Exercise instructions
If a line in the listing below has the string "screenshot", copy it out.
━━━━
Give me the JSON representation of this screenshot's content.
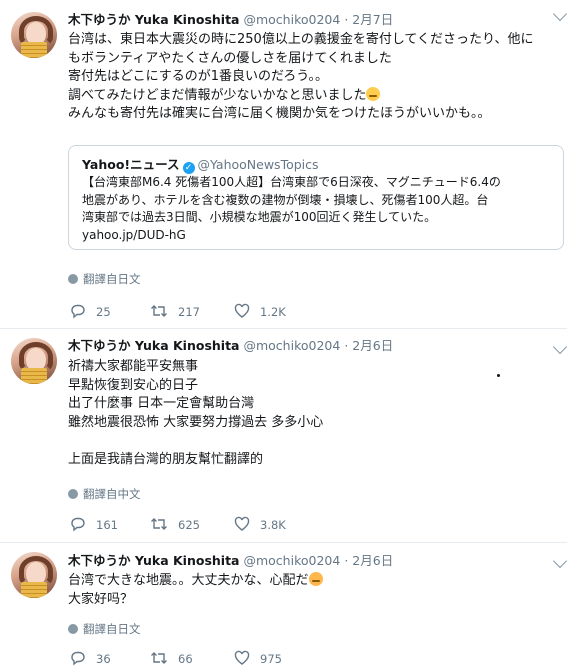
{
  "tweets": [
    {
      "name": "木下ゆうか Yuka Kinoshita",
      "handle": "@mochiko0204",
      "date": "2月7日",
      "lines": [
        "台湾は、東日本大震災の時に250億以上の義援金を寄付してくださったり、他に",
        "もボランティアやたくさんの優しさを届けてくれました",
        "寄付先はどこにするのが1番良いのだろう。。",
        "調べてみたけどまだ情報が少ないかなと思いました",
        "みんなも寄付先は確実に台湾に届く機関か気をつけたほうがいいかも。。"
      ],
      "quote": {
        "name": "Yahoo!ニュース",
        "handle": "@YahooNewsTopics",
        "lines": [
          "【台湾東部M6.4 死傷者100人超】台湾東部で6日深夜、マグニチュード6.4の",
          "地震があり、ホテルを含む複数の建物が倒壊・損壊し、死傷者100人超。台",
          "湾東部では過去3日間、小規模な地震が100回近く発生していた。",
          "yahoo.jp/DUD-hG"
        ]
      },
      "translate": "翻譯自日文",
      "replies": "25",
      "retweets": "217",
      "likes": "1.2K"
    },
    {
      "name": "木下ゆうか Yuka Kinoshita",
      "handle": "@mochiko0204",
      "date": "2月6日",
      "lines": [
        "祈禱大家都能平安無事",
        "早點恢復到安心的日子",
        "出了什麼事 日本一定會幫助台灣",
        "雖然地震很恐怖 大家要努力撐過去 多多小心",
        "",
        "上面是我請台灣的朋友幫忙翻譯的"
      ],
      "translate": "翻譯自中文",
      "replies": "161",
      "retweets": "625",
      "likes": "3.8K"
    },
    {
      "name": "木下ゆうか Yuka Kinoshita",
      "handle": "@mochiko0204",
      "date": "2月6日",
      "lines": [
        "台湾で大きな地震。。大丈夫かな、心配だ",
        "大家好吗？"
      ],
      "translate": "翻譯自日文",
      "replies": "36",
      "retweets": "66",
      "likes": "975"
    }
  ],
  "colors": {
    "text": "#14171a",
    "muted": "#657786",
    "link": "#1b95e0",
    "divider": "#e6ecf0"
  },
  "icons": [
    "reply-icon",
    "retweet-icon",
    "like-icon",
    "globe-icon",
    "chevron-down-icon",
    "verified-icon",
    "worried-face-emoji",
    "persevering-face-emoji"
  ]
}
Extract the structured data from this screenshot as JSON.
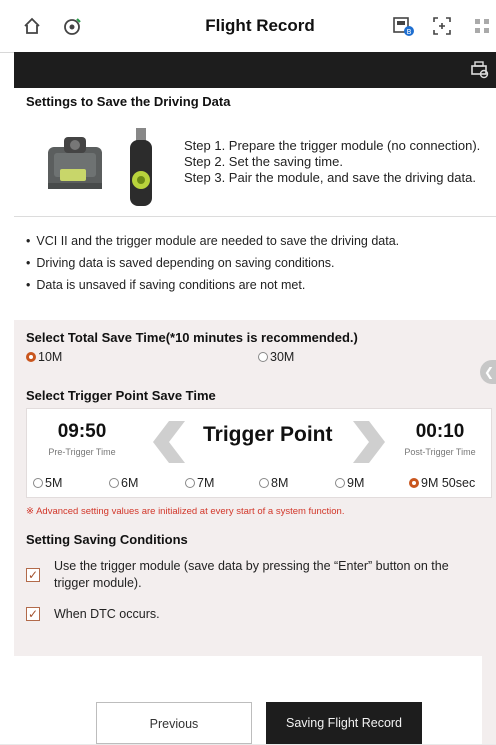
{
  "header": {
    "title": "Flight Record"
  },
  "steps": {
    "section_title": "Settings to Save the Driving Data",
    "items": [
      "Step 1. Prepare the trigger module (no connection).",
      "Step 2. Set the saving time.",
      "Step 3. Pair the module, and save the driving data."
    ]
  },
  "notes": [
    "VCI II and the trigger module are needed to save the driving data.",
    "Driving data is saved depending on saving conditions.",
    "Data is unsaved if saving conditions are not met."
  ],
  "total_save_time": {
    "title": "Select Total Save Time(*10 minutes is recommended.)",
    "options": [
      "10M",
      "30M"
    ],
    "selected": "10M"
  },
  "trigger_point": {
    "title": "Select Trigger Point Save Time",
    "pre_time": "09:50",
    "pre_label": "Pre-Trigger Time",
    "center_label": "Trigger Point",
    "post_time": "00:10",
    "post_label": "Post-Trigger Time",
    "options": [
      "5M",
      "6M",
      "7M",
      "8M",
      "9M",
      "9M 50sec"
    ],
    "selected": "9M 50sec",
    "advanced_note": "※ Advanced setting values are initialized at every start of a system function."
  },
  "conditions": {
    "title": "Setting Saving Conditions",
    "items": [
      {
        "label": "Use the trigger module (save data by pressing the “Enter” button on the trigger module).",
        "checked": true
      },
      {
        "label": "When DTC occurs.",
        "checked": true
      }
    ]
  },
  "buttons": {
    "previous": "Previous",
    "save": "Saving Flight Record"
  },
  "colors": {
    "accent": "#c9561e",
    "dark": "#1d1d1d",
    "settings_bg": "#f3eeee"
  }
}
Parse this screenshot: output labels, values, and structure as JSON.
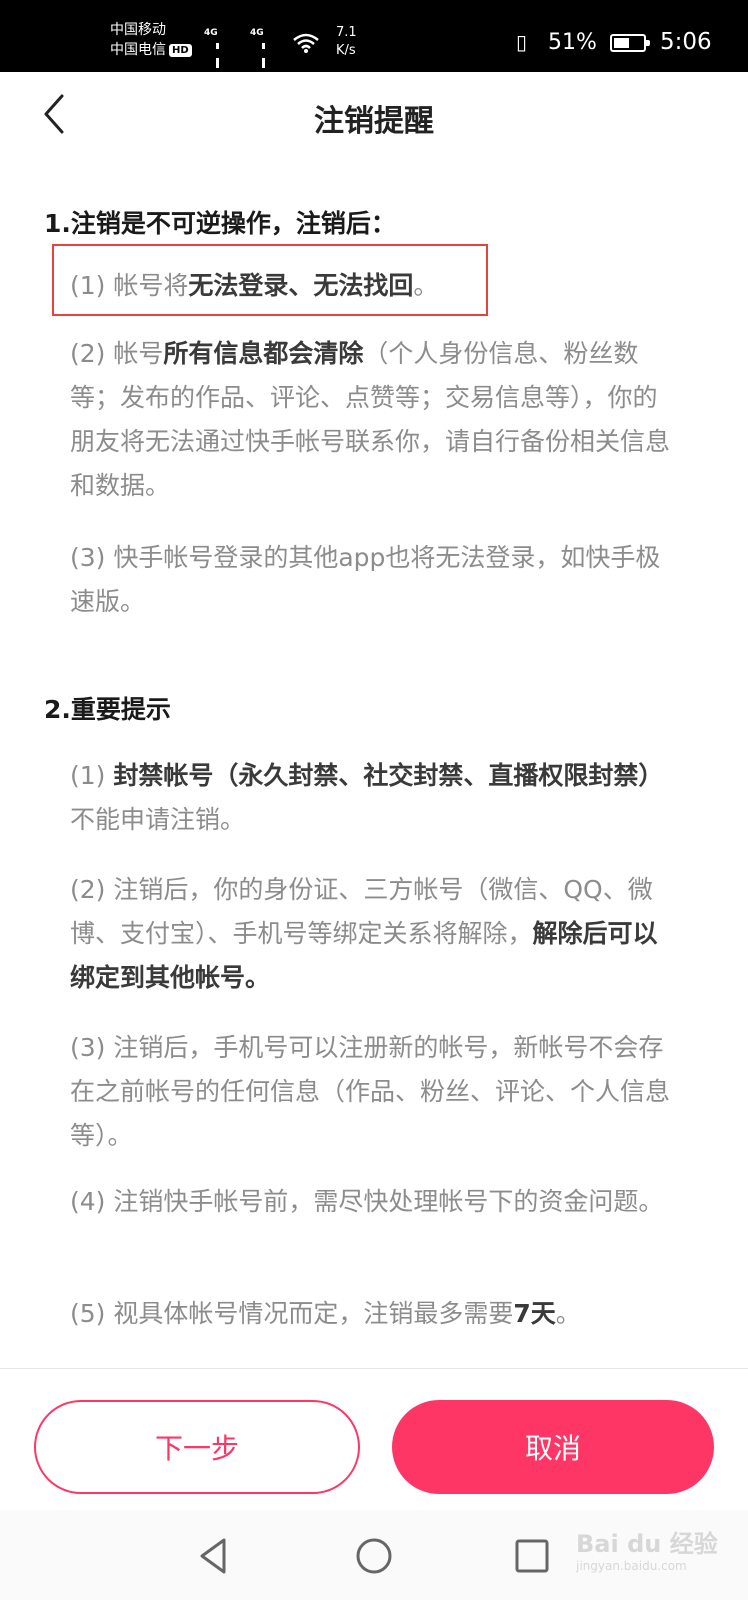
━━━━
Answer to the problem
Give me the JSON representation of this screenshot's content.
Extract the structured data from this screenshot as JSON.
Parse this screenshot: output labels, values, and structure as JSON.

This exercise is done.